There is nothing magical about the number three. Rev. 3:1 refers to seven Spirits of God. The mistake involved in the theological dogma of the Trinity is that it categorizes and crystallizes for human comprehension something that to those early believers was altogether dynamic, active and powerful. They were much too busy learning to participate in what God was doing to reduce him to numbers. That didn’t really happen for another couple of hundred years (Nicene Creed, 325 A.D.). So it behooves us to see what the Word does teach.
Backing up a bit, let me say that there is nothing intrinsically wrong with referring to Father, Son and Holy Spirit. Such a formula is given in Matthew 28:19 with reference to baptism, and in the form of a benediction it appears again in 2 Corinthians 13:14. The mistake, again, lies only in limiting God to these, when the Word clearly teaches that we ourselves have the promise of being “partakers of the divine nature” (2 Peter 1:4), and that this very thing is the purpose of the work of Christ, and of the present ministry of the Holy Spirit. The same God who, in Isaiah, declares My glory will I not give to another, has called us unto eternal glory by Christ Jesus. This is the thing for which Jesus prayed, That they may all be one; as thou, Father, art in me and I in thee, that they also may be one in us: that the world may believe that thou hast sent me. And the glory which thou gavest me I have given them. What glory? The glory which I had with thee before the world was. John 17: 21, 22, 25. Is this blasphemy? No indeed: or if it is, the New Testament is full of blasphemy. Everything that belongs to Christ belongs to us. We are heirs of God, and joint-heirs with Christ. He is the firstborn among many brethren. To him that overcometh will I give to sit with me in my throne, even as I also overcame, and am set down with my Father in his throne —Revelation 3:21. The epistle to the Hebrews is a powerful effort to show, first, the divine nature of Christ (unto the Son he saith, Thy throne, O God, is forever and ever) and next, how completely he, for our sakes, became a partaker of human nature (flesh and blood). For both he that sanctifieth and they who are sanctified are all of one: for which cause he is not ashamed to call them brethren.— Hebrews 2:11. This is all so that we might become partakers of the heavenly calling.
I could go on like this all night, citing scripture after scripture, but I think you get my drift. So then, I do not dispute the creed-makers who claimed that Jesus Christ, though fully divine, became fully human without relinquishing his divinity (this being a hard notion, as they no doubt admitted, to comprehend); but I will submit that they missed out on the other side of the coin, namely, that because of him we, being fully human, are called to become (through the infilling of the Holy Spirit) fully divine, yet without relinquishing our humanity.

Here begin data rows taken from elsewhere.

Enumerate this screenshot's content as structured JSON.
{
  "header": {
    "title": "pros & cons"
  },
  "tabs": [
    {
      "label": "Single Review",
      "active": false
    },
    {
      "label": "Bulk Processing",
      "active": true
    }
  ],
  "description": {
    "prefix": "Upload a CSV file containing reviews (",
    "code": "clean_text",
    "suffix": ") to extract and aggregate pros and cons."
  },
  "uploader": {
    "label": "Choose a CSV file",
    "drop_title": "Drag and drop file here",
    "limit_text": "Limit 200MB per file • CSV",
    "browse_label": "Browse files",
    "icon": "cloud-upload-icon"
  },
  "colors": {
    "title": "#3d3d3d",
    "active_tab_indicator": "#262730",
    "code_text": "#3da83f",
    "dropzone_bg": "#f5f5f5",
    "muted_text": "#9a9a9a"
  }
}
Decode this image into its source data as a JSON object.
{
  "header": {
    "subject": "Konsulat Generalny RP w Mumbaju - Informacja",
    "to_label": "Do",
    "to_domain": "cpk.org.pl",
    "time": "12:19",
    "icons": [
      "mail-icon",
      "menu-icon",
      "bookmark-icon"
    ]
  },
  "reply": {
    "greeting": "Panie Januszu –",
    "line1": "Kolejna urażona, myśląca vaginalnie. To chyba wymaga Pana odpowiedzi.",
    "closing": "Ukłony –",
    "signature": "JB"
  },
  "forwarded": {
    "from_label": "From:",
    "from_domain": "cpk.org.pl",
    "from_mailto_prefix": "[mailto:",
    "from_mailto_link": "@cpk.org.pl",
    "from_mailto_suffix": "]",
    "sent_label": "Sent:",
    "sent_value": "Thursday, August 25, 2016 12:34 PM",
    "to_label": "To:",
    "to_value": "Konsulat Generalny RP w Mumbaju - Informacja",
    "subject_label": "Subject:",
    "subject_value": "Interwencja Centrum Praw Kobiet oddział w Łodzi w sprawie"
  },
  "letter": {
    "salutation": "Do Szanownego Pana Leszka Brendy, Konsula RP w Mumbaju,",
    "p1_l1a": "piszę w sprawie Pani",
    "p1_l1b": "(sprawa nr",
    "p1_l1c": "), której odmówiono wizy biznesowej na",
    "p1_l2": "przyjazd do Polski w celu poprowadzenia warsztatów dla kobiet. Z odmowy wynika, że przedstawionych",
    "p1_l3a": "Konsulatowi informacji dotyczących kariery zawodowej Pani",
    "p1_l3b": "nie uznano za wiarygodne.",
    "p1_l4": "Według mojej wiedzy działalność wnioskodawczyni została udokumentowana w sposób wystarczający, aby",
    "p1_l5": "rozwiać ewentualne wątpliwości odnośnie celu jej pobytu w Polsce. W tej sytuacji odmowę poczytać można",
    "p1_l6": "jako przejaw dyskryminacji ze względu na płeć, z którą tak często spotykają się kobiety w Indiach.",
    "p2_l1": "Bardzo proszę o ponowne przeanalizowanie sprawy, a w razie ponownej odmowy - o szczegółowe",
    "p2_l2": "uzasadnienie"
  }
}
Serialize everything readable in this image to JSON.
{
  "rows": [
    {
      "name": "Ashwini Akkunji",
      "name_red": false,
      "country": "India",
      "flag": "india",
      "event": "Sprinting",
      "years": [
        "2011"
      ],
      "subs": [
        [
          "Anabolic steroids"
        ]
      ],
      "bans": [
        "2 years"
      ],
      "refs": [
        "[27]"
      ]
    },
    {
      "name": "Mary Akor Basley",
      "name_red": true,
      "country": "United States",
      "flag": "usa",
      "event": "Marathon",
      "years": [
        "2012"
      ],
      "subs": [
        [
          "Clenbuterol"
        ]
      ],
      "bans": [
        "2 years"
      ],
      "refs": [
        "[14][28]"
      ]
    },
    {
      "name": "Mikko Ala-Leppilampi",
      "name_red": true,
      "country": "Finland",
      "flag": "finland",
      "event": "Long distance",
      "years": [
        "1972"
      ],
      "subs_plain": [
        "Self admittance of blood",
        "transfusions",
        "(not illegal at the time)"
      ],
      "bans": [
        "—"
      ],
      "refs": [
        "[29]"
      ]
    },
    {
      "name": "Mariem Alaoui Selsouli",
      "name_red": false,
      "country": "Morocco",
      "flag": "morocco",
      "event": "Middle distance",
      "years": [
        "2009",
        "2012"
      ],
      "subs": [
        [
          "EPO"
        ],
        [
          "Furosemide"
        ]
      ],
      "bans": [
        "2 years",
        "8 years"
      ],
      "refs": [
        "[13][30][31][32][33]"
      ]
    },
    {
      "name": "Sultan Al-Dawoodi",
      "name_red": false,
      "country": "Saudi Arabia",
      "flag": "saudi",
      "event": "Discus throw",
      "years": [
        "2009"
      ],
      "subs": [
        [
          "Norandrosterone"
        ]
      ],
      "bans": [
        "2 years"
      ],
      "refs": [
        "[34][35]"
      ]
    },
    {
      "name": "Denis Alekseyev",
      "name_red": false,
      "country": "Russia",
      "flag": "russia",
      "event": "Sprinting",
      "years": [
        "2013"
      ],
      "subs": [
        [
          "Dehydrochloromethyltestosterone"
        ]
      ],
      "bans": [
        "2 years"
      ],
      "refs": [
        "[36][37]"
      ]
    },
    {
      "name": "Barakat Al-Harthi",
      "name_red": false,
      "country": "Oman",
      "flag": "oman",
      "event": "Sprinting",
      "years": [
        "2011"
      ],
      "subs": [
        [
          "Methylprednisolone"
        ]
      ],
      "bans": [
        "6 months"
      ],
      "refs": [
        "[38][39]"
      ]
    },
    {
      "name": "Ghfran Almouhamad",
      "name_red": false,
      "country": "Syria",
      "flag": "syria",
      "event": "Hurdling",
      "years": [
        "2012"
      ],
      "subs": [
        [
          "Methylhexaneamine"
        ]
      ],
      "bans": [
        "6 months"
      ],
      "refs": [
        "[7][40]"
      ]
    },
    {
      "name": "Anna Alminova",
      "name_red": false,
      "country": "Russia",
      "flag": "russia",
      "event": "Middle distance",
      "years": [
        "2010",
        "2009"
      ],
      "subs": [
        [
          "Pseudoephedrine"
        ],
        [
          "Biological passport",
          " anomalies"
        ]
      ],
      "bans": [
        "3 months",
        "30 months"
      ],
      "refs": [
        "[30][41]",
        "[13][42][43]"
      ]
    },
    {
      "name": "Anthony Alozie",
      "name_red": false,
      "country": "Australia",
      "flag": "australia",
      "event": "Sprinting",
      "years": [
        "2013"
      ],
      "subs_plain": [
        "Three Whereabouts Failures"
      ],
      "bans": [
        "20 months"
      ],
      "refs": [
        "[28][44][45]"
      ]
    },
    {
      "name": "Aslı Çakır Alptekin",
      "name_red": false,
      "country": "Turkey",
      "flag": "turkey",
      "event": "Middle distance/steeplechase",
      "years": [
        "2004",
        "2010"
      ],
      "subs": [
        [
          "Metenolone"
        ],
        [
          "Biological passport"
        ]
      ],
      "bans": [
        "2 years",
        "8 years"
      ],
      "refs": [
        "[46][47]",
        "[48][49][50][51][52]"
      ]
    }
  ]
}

This was is indeed the mystery, Christ in you, the hope of glory. St. Basil was perhapstoo dramatic when he said that man has been commanded to become God, but, rightly understood, he was not perhaps off the mark. Not as though (I should add) I had already attained, either were already perfect; but I follow after, if that I may apprehend that for which also I am apprehended of Christ Jesus. Brethren, I count not myself to have apprehended: but this one thing I do, forgetting those things which are behind, and reaching forth unto those things which are before, I press toward the mark for the prize of the high calling of God in Christ Jesus.
A high calling, indeed!